Happy Mid Autumn Festival, guys! Did you spend the night gazing at the full moon?
I didn’t, because the haze in Malaysia was too thick. .___.”
For those who don’t know, the Mid Autumn Festival (or Mooncake Fest as we like to call it here!) is a traditional celebration by Chinese and Vietnamese communities all around the world to mark the autumn harvest and to celebrate family unity and togetherness. The festival falls on the 15th day of the 8th month in the Chinese lunar calendar – meaning that the moon is always full on that day.
In Malaysia, Malaysian-Chinese like myself observe it by having a meal with the family (mooncakes is a must), tote paper lanterns around the neighbourhood and play with leftover candles on the sidewalk or in front of our homes (As a kid, I liked to melt cheap wax candles into a puddle and scrape them off when they were slightly hardened.. weird child that I was.)
We had a mini ‘pre-celebration’ before the actual fest… with what else but good food?
For lunch, we had three kinds of roasted meat from my favourite roast meat shop – Soon Lok in Bandar Puteri, Puchong.

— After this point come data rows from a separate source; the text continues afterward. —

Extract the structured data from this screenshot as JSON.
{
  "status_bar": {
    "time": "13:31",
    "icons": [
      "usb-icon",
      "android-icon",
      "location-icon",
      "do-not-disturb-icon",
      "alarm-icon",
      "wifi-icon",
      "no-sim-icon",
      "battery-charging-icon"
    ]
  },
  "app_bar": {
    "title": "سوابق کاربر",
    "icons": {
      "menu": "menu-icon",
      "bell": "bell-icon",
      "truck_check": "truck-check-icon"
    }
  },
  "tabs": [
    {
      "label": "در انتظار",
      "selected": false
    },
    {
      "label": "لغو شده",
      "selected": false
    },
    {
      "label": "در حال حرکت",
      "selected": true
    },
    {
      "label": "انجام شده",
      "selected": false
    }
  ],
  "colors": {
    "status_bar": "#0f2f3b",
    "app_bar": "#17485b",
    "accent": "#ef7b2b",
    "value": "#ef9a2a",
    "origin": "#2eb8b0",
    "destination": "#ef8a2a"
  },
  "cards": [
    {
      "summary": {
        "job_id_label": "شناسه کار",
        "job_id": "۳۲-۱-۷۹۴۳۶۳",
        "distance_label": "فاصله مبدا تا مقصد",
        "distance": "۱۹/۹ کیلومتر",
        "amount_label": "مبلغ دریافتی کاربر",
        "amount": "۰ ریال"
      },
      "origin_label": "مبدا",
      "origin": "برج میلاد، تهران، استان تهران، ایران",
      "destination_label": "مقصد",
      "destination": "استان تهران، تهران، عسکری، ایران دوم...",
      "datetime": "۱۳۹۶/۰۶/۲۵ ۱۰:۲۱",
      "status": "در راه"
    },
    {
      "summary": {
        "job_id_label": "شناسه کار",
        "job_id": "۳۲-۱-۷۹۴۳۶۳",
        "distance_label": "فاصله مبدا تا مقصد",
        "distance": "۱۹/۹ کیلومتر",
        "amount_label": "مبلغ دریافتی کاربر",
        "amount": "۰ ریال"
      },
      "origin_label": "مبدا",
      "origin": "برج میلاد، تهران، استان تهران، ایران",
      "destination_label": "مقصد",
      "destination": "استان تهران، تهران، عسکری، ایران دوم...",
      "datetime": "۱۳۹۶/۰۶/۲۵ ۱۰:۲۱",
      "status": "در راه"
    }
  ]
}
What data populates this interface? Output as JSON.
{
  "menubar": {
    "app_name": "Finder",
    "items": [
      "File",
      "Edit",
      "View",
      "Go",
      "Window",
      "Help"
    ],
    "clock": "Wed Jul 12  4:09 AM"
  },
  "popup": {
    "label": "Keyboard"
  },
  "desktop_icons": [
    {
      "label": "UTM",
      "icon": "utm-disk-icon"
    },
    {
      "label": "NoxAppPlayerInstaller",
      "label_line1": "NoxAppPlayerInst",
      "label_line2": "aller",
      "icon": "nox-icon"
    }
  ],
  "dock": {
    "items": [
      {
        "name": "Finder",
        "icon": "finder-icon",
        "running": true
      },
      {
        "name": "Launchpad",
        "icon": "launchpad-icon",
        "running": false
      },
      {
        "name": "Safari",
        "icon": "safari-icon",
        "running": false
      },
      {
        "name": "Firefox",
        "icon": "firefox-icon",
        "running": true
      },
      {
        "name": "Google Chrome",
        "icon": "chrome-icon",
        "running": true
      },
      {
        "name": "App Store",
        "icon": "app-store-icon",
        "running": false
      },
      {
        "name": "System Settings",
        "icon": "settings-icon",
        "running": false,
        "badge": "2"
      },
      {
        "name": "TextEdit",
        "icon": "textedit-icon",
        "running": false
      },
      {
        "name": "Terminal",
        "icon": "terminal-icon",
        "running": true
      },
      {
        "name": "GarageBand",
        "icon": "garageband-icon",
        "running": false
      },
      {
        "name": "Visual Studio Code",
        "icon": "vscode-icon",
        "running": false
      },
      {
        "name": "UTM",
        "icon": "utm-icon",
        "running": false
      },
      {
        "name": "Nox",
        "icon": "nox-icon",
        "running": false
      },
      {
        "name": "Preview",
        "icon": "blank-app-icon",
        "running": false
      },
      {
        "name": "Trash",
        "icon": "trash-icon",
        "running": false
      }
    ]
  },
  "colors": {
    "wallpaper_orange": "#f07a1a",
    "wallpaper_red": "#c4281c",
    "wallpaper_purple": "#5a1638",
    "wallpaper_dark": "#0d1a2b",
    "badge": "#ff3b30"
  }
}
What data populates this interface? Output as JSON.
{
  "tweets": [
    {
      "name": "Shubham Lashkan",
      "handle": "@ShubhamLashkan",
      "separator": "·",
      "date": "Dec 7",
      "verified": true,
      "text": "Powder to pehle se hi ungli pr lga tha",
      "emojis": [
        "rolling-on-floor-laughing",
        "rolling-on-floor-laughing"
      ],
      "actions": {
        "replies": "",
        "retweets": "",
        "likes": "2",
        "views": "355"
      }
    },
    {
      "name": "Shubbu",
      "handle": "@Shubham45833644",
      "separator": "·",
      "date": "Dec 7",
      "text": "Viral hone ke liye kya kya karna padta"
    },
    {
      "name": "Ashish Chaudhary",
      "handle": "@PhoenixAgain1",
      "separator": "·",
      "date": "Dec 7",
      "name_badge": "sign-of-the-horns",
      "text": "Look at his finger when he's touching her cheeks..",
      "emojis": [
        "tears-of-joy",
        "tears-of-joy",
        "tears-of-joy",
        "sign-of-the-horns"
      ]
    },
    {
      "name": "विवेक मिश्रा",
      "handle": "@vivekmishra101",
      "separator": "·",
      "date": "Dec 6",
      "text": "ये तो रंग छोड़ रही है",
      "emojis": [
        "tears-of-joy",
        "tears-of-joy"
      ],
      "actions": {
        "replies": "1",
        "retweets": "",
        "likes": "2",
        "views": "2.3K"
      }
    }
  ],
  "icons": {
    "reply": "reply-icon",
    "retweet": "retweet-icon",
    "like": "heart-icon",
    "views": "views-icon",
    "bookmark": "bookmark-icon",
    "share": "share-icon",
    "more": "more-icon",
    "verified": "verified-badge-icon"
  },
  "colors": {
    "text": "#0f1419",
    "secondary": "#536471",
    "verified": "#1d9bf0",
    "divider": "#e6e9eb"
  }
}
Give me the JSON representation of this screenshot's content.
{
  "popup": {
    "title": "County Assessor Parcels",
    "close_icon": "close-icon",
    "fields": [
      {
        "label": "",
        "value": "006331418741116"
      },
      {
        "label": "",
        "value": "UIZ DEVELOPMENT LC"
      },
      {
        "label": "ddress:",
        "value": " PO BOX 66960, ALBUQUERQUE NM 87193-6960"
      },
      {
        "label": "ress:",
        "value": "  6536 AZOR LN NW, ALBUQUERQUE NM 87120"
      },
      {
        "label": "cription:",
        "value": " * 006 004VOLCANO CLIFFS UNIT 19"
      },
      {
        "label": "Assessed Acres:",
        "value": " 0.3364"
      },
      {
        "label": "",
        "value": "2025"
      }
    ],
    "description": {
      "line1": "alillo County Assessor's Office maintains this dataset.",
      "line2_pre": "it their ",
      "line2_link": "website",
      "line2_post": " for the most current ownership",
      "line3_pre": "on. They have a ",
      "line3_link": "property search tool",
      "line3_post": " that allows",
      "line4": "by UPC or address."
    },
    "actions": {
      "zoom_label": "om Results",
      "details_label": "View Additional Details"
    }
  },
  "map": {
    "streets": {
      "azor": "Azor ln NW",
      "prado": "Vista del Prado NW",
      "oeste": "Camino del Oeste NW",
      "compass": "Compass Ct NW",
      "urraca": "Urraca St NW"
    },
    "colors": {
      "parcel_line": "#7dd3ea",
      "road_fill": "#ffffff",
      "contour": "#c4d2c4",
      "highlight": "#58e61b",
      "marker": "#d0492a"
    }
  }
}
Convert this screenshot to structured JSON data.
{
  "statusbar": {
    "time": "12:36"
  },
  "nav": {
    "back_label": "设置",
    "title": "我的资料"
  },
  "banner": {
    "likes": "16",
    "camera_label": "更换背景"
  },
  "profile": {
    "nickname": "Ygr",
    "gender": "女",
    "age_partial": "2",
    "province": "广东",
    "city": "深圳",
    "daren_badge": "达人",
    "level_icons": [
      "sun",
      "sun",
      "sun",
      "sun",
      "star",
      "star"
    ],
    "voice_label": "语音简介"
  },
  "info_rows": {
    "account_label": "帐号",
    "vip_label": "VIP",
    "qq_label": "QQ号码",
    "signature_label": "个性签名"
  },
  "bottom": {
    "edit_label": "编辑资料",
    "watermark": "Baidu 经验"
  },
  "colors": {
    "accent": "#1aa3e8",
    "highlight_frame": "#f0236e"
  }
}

I’ve been eating here for years and their roast duck is simply divine, especially when it’s fresh from the oven: crispy on the outside with a melty layer of fat underneath, and juicy meat devoid of that gamey smell duck is infamous for. The roast pork was a bit too fatty but the skin was crunchy and salty.
Roast chicken was decent, pretty tasty but a little dry. Spice it up with some takeaway garlic chilli sauce or soy/sweet sauce. You don’t even know how many bowls of rice I can eat with these to go with them. 😀
The place also dishes out ‘dun tong‘ or double-boiled (?) soup. My dad’s fave is the preserved vegetable duck soup because my grandma used to make it when she was still alive. The soup has a sour, tangy flavour that whets the appetite.
No Mooncake Fest would be complete without the mooncakes! Mum bought these homemade ones from a restaurant.
I realise that a lot of people overseas outside of the Chinese community do not know what these are. Mooncakes are round (because it symbolises unity and togetherness), baked pastries with various fillings, from red bean and black bean paste to more modern variants like chocolate and green tea. There are a few legends surrounding the origin of the mooncake, one being that they were offered by a merchant to the Chinese emperor Taizong, who liked the ‘cakes’ which became a popular snack. Another spoke of how Han Chinese used the mooncakes to relay messages, helping them to overthrow Mongol rule.
Whatever the case, the pastries are a sweet, yummy treat for everyone 🙂
Happy MidAutumn Fest!